Installations that require mechanical attachments:
Wall caps that are in a public area known for skateboarders should have a mechanical attachment and skateboard deflectors. There are a couple of methods to attach wall caps.
One is using threaded inserts cast into the precast concrete. The installer would then need to purchase threaded dowel rods, drill holes in the masonry in the exact location, (not as hard as it seems, but time-consuming), and then by using the appropriate setting materials (a select choice of mortar) install the wall cap.
The following method is less costly for material and labor. Casting brick ties in the wall caps, the installer can slide the free end of the brick tie underneath the last unit set and pin the other end to the masonry wall. This method uses less labor and therefore less installation cost. (See drawing on attachments of wall caps).
Arch trims with or without intrados should always be mechanically fastened as most areas with arches will have foot traffic. There are several methods to fasten these materials. The weight of the precast will dictate the strength needed for the attachments. Brick ties, clips, and pin, or threaded inserts can be used for these attachments. (See attached drawings).
There are many ways to mechanically attach architectural precast concrete. Larger products may require a different attachment method than smaller products. You can easily over-engineer attachments, therefore adding cost to your project.

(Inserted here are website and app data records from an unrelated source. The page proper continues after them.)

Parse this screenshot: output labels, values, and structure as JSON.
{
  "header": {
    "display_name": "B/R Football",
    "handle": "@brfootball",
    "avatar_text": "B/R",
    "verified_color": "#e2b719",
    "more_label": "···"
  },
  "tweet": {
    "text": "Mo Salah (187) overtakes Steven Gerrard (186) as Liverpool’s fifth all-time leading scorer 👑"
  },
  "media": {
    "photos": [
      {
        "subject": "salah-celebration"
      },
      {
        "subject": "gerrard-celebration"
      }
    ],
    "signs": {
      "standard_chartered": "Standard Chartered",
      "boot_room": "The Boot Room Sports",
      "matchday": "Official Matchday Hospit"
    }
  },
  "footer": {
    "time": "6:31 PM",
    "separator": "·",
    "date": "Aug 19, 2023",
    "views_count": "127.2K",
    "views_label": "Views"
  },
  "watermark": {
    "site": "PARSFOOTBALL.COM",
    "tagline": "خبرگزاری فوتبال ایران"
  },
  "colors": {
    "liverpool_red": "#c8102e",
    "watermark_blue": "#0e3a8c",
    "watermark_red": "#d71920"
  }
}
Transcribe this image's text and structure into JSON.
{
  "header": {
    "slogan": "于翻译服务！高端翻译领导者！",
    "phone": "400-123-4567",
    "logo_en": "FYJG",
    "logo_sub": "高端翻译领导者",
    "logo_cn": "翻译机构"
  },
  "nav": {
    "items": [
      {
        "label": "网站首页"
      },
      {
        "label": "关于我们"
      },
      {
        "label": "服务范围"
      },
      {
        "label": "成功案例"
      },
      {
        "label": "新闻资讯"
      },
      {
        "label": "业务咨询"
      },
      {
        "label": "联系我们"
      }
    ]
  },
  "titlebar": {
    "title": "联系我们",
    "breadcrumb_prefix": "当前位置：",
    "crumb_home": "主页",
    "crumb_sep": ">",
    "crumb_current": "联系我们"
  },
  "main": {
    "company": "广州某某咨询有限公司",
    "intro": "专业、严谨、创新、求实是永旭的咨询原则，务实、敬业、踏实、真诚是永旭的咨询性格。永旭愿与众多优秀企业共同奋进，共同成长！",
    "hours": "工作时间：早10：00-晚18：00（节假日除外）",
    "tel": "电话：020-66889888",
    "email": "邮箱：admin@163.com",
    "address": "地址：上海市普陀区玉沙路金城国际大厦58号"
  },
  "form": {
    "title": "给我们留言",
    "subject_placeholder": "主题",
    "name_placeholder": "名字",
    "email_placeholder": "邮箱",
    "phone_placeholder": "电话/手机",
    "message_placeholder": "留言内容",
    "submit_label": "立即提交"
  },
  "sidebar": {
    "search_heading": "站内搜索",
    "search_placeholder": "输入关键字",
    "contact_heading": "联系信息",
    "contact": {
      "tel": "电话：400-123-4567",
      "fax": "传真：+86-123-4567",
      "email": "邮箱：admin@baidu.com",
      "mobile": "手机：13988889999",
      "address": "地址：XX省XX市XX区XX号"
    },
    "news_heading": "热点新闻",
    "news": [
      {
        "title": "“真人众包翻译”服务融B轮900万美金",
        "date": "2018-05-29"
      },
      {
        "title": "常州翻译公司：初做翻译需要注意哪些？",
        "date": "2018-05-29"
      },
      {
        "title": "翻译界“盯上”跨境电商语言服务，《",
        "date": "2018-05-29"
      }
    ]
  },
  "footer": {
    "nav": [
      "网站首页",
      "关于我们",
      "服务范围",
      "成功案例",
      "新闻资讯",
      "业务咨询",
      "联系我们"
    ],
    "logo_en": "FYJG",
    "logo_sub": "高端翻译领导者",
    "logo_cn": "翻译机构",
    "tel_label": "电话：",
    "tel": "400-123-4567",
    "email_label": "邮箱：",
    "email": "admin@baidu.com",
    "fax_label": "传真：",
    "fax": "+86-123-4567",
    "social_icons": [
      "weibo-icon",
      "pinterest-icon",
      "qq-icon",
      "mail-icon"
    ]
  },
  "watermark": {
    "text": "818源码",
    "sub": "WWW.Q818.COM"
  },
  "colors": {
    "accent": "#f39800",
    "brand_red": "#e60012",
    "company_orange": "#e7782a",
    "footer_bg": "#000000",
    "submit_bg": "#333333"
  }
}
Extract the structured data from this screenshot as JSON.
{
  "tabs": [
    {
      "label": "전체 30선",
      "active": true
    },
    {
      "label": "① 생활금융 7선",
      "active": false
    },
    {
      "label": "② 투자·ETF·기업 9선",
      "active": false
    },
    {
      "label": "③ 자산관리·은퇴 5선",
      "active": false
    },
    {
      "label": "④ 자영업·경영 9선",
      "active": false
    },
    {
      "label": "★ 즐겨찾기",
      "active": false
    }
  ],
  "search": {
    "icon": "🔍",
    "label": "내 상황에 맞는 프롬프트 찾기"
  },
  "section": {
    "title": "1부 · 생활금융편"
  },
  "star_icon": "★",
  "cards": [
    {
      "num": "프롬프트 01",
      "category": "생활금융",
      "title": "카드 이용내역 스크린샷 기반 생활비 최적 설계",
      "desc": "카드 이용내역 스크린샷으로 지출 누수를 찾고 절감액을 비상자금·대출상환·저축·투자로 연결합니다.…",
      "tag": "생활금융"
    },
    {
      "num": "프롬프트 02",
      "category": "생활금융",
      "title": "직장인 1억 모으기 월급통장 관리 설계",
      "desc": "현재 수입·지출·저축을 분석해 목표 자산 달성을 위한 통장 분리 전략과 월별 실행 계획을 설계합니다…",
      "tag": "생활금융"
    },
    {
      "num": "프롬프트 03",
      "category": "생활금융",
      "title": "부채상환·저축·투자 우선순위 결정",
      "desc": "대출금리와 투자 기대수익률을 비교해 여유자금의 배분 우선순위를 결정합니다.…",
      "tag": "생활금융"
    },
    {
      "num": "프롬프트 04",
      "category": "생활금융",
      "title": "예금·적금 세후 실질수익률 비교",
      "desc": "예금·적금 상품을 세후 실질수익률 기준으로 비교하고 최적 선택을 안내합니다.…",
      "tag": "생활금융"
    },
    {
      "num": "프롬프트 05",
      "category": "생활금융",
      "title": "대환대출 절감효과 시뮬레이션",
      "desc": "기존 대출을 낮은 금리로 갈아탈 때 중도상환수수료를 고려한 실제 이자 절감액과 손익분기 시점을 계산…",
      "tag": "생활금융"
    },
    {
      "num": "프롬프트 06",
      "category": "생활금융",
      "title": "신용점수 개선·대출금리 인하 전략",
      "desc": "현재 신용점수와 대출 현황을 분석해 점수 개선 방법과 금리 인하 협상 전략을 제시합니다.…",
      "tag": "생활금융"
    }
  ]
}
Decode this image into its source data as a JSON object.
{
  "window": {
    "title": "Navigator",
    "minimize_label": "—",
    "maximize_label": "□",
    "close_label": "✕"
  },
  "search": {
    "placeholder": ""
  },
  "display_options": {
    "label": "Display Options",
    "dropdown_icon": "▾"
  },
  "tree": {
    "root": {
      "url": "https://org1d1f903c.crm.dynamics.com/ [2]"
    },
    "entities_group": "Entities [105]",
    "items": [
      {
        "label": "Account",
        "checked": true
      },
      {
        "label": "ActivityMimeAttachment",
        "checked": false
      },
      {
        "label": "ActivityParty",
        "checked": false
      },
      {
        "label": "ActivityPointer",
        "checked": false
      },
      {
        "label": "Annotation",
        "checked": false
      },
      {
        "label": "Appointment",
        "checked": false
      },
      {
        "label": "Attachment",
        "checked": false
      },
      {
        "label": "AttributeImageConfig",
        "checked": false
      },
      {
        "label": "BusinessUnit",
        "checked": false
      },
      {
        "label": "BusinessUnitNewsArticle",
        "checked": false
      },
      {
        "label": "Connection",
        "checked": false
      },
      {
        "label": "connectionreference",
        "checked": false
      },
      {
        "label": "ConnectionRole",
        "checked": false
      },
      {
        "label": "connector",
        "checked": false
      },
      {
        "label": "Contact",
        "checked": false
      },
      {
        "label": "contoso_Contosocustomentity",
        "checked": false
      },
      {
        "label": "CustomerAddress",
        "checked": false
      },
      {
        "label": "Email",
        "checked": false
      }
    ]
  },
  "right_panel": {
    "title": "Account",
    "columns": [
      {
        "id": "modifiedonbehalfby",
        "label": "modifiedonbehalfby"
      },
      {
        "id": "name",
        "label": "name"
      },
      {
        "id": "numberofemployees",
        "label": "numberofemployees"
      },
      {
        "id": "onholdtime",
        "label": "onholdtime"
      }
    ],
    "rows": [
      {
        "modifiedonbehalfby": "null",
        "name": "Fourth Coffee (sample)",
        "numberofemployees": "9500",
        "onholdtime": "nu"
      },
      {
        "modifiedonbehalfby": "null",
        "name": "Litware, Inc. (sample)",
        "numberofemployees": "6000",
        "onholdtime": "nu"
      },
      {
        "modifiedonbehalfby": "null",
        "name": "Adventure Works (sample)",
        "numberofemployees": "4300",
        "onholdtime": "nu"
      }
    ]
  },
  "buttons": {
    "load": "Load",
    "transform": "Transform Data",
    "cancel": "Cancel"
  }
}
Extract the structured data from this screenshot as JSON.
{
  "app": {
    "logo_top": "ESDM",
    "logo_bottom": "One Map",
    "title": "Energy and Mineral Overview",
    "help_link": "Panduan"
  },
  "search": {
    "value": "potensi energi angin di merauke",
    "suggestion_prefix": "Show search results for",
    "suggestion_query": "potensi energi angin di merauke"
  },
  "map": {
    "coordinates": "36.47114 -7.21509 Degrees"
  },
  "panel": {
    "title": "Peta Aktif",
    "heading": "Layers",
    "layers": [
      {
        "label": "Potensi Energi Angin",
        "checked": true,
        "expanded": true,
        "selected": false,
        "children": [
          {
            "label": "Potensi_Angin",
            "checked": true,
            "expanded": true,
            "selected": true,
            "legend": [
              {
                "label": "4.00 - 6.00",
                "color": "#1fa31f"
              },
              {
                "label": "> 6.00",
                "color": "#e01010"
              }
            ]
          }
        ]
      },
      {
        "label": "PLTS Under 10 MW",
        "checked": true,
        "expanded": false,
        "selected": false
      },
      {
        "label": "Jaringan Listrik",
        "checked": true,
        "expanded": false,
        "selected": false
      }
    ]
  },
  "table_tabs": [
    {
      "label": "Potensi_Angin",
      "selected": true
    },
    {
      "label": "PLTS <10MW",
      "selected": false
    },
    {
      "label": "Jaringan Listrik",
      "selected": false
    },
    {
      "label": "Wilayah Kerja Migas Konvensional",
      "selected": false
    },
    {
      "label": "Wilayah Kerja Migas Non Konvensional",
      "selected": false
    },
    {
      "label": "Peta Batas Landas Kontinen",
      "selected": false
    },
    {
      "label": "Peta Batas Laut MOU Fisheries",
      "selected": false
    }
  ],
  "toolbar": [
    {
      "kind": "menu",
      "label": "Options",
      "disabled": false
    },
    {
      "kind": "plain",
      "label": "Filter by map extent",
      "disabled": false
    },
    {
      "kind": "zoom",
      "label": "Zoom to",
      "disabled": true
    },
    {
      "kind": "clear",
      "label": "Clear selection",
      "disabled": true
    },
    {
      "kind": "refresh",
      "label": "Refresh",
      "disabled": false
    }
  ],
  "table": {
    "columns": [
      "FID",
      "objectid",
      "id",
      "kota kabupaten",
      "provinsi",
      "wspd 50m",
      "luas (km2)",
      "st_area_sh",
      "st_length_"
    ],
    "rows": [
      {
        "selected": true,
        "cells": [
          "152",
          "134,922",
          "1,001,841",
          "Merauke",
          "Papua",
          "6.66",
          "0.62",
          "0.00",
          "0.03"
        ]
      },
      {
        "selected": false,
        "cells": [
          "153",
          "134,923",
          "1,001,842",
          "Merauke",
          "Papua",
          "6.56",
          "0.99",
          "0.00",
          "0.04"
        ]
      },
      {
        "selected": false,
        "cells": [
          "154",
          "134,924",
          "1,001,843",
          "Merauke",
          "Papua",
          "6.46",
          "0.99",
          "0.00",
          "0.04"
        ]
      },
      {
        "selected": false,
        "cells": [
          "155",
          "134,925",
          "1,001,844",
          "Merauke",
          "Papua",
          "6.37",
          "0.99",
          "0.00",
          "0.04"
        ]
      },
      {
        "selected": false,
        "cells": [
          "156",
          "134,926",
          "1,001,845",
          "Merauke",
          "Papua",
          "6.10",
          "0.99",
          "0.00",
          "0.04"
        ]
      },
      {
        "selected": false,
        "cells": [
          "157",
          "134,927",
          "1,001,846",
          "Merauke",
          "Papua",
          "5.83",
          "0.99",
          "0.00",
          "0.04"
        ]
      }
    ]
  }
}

Problematic mechanical attachments:
Protruding attachments cast into precast concrete creates packaging and shipping issues. The precast parts are more difficult to package. Certain attachments limit the number of parts that can be packaged on one pallet, therefore creating the need for additional pallets and possibly add to shipping costs. (Value engineering is out the window).
Casting embeds into the precast:
Many shapes and applications of precast will require embeds for mechanical attachments. Stair treads often require embeds to attach to steel runners. Some designs require imbeds to protrude outside of the rear side of the precast. Though this application cannot be eliminated from the design, it usually will create an additional cost for packaging.
Please keep this in mind during your design. Many times, threaded inserts can effectively do the same thing. Engineering may be required for certain applications.
We will show you a few dos and don’ts for embeds.